Sonia has been a foster carer for 11 years. She and her husband Graham joined the North Lincolnshire fostering community when they relocated to the area. They have helped to care for 38 children in total. Wanting to help as many children as possible, they felt that short term fostering was the best fit for them.
“We have had children with us for a varying length of time, from two nights to 16 months. We now provide regular short breaks to the same children. This allows us to not only provide support to other foster carers, but we also get to know the children well too and become trusted people in their lives. We feel we are like the children’s extended family, similar to being an aunt and uncle who they go to stay within the school holidays.
Fostering has been so rewarding for us. Seeing them learn new skills and develop; simple things such as being able to use a knife and fork. Seeing them flourish in many different ways including having the confidence to join clubs or take part in events at school. We cared for one girl who we introduced to horse riding. She loved it and even went onto volunteering at the riding the school and helping other children. Seeing someone learn new skills and knowing we have been a part of that is so rewarding. It made a difference to her confidence and attainment at school too as her self-belief just kept on growing. She knew we were in her corner and would support and love her no matter what. We supported another young person to believe in herself too, so much so that she went on to apply to be part of the school council. She gave a speech in assembly, and this was an amazing achievement for her.
Our first foster child is celebrating her 25th birthday soon and we are going to visit her to celebrate. We look back and know we played a part in helping her to achieve the life she has now. We were just one piece of the puzzle and there was a whole team who helped her to achieve a happy life but being part of that is something to be proud of. Our children know they can always come to us for support if they need it. We are their extended family, no matter where they live or what they are doing, we want them to know we still care.

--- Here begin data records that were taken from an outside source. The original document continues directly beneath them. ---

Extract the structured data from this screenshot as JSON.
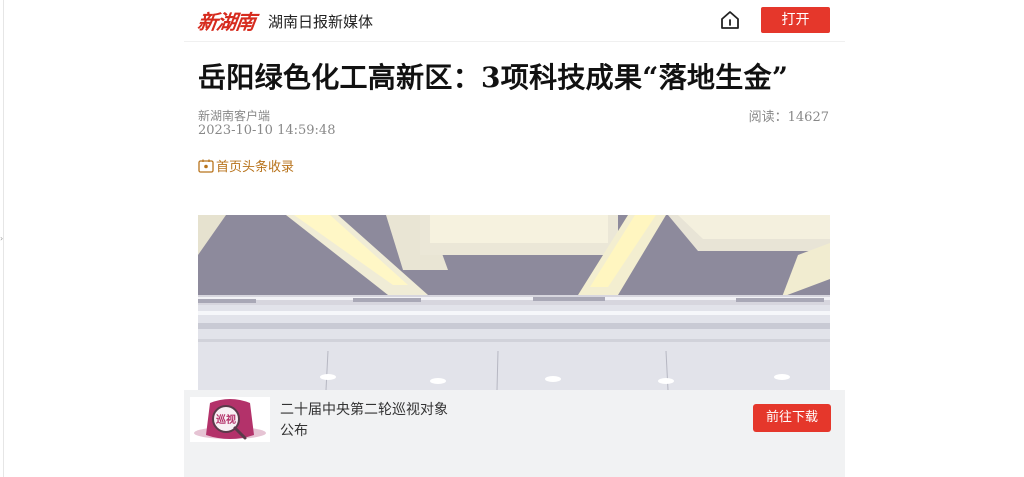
{
  "header": {
    "logo_text": "新湖南",
    "media_name": "湖南日报新媒体",
    "open_label": "打开"
  },
  "article": {
    "title": "岳阳绿色化工高新区：3项科技成果“落地生金”",
    "source": "新湖南客户端",
    "datetime": "2023-10-10 14:59:48",
    "reads_label": "阅读：",
    "reads_count": "14627",
    "record_label": "首页头条收录"
  },
  "banner": {
    "thumb_text": "巡视",
    "line1": "二十届中央第二轮巡视对象",
    "line2": "公布",
    "download_label": "前往下载"
  },
  "colors": {
    "accent_red": "#e5372b",
    "record_gold": "#b8731c",
    "banner_bg": "#f1f2f3"
  }
}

If anyone is considering become a foster carer, I would tell them to do it. You need to welcome children with open arms and make no prejudgements as no child is the same. There are highs and lows when fostering, but the rewards outweigh the challenges. When applying to be a foster carer everyone is assessed on an individual basis, but I would say there are some key qualities people should possess. This includes being caring, empathetic and being prepared to share love and open your home. The support we have received from North Lincolnshire Council has been second to none and our fostering social worker is always on hand, through the ups and downs. You really do become part of a community when you foster.
It was a physical and mental challenge for me to do this skydive, but it’s like fostering in that respect too. Sometimes you don’t know what to expect but when you do it, it could turn out to be the best thing you’ve done. With the skydive, each jumper is matched to the right instructor for the tandem jump and this is like fostering, as the children are matched with foster families on an individual basis based on experience or skills. Like skydiving, fostering can be scary, emotional and unknown, but you can stand back and think WOW, look at what we have achieved!”